The following roles are ones he managed to grip us with. At times holding different pieces of us–hearts, head, throat and stomach. Sometimes through the emotions of fear, sadness, curiosity, grief, doubt and terror. There’s nothing more enchanting than someone invested within their gift, and for this reason alone, Michael Pitt is the cream of our school girl crush crop.
“To be honest, I make very controversial films. The films that I’ve made have been very, very bold choices. As the years go by, I think my work is going to come more and more in context. The truth is that you can’t take what people say too seriously. If I cared what people think about my career, I would have not done—just look at my work. Don’t look at me, look at what I’ve done. Every movie that I’ve picked, from my first film on, has been considered by everyone to be “career suicide.” And I have an amazing life. I have an amazing career. I work with artists. But I’m not making Spider-Man.”-Michael Pitt, Elle Magazine
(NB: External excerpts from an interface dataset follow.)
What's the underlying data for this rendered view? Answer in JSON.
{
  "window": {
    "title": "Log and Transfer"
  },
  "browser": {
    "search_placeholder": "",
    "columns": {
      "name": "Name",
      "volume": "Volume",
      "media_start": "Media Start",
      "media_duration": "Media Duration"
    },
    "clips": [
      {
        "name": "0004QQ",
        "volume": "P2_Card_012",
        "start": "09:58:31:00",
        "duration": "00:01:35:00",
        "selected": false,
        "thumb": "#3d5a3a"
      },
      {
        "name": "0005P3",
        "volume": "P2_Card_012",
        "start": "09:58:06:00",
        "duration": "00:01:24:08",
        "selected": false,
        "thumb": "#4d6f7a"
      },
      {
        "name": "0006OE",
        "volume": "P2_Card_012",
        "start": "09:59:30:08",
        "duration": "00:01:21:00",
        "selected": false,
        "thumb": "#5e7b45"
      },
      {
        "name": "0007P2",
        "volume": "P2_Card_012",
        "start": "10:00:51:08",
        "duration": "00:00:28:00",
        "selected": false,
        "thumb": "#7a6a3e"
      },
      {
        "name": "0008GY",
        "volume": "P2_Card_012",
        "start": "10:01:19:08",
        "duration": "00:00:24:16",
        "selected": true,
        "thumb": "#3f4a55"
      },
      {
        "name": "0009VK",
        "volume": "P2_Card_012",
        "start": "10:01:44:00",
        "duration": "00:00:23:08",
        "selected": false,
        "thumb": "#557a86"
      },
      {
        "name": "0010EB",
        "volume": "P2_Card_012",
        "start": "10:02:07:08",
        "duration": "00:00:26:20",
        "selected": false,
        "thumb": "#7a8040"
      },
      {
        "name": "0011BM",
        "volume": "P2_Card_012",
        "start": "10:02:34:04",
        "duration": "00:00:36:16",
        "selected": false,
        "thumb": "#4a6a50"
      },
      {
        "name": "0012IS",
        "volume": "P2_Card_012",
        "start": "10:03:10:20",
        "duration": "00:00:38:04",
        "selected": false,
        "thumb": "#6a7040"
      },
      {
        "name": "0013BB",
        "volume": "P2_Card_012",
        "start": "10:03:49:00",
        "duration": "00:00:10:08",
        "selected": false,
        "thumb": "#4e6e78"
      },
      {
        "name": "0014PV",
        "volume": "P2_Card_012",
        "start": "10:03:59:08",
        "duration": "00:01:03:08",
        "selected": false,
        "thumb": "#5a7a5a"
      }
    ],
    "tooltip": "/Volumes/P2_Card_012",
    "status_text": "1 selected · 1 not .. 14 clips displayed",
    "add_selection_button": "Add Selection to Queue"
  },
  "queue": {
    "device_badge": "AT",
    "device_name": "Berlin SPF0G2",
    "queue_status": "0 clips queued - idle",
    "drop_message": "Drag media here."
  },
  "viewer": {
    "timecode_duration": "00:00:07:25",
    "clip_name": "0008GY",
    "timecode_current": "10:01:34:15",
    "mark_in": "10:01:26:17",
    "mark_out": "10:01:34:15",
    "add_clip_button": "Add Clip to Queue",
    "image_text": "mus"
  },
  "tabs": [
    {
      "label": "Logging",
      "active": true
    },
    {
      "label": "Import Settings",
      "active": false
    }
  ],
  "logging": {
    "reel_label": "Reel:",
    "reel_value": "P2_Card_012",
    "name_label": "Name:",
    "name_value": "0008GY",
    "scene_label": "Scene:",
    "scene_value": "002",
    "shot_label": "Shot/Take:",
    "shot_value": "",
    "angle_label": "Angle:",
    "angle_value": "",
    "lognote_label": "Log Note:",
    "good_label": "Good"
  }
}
Paul in Funny Games
When Ann, husband George and son Georgie arrive at their holiday home they are visited by a pair of polite and seemingly pleasant young men. Armed with deceptively sweet smiles and some golf clubs, they proceed to terrorize and torture the tight-knit clan, giving them until the next day to survive.
Matthew in The Dreamers
In May 1968, the student riots in Paris only exacerbate the isolation felt by three youths: an American exchange student named Matthew (Michael Pitt) and twins Théo (Louis Garrel) and Isabelle (Eva Green). Having bonded over their mutual love of cinema, Matthew is fascinated by the sense of intimacy shared by Isabelle and Theo, who were born conjoined. When the twins’ bohemian parents go away for a month, they ask Matthew to stay at their place, and the three lose themselves in fantasy.
Jimmy in Boardwalk Empire
Boardwalk Empire is a period drama focusing on Enoch “Nucky” Thompson (based on the historical Enoch L. Johnson), a political figure who rose to prominence and controlled Atlantic City, New Jersey, during the Prohibition period of the 1920s and 1930s. Michael Pitt played the role of Jimmy Darmody, Nucky’s protege.
Justin in Murder By Numbers
The body of a young woman is found in a ditch in the woods of the small California coastal town of San Benito. A tenacious homicide detective (Sandra Bullock) and her new partner (Ben Chaplin) uncover a trail of shrewdly concealed evidence that links two brilliant young men (Ryan Gosling), (Michael Pitt) to a murder.
Blake in Last Days
In this film inspired by deceased Nirvana front man Kurt Cobain, brilliant-but-tortured musician Blake (Michael Pitt) becomes overwhelmed by the demands made on him by his fame and so retreats to a large mansion in the woods. Blake longs to be free of his friends’ constant demands for money, their attempts to cash in on his success, and from the taxing expectations of the music business. As his depression worsens, Blake unwisely seeks an answer to his dilemma in solitude.
*Synopses courtesy of iMDb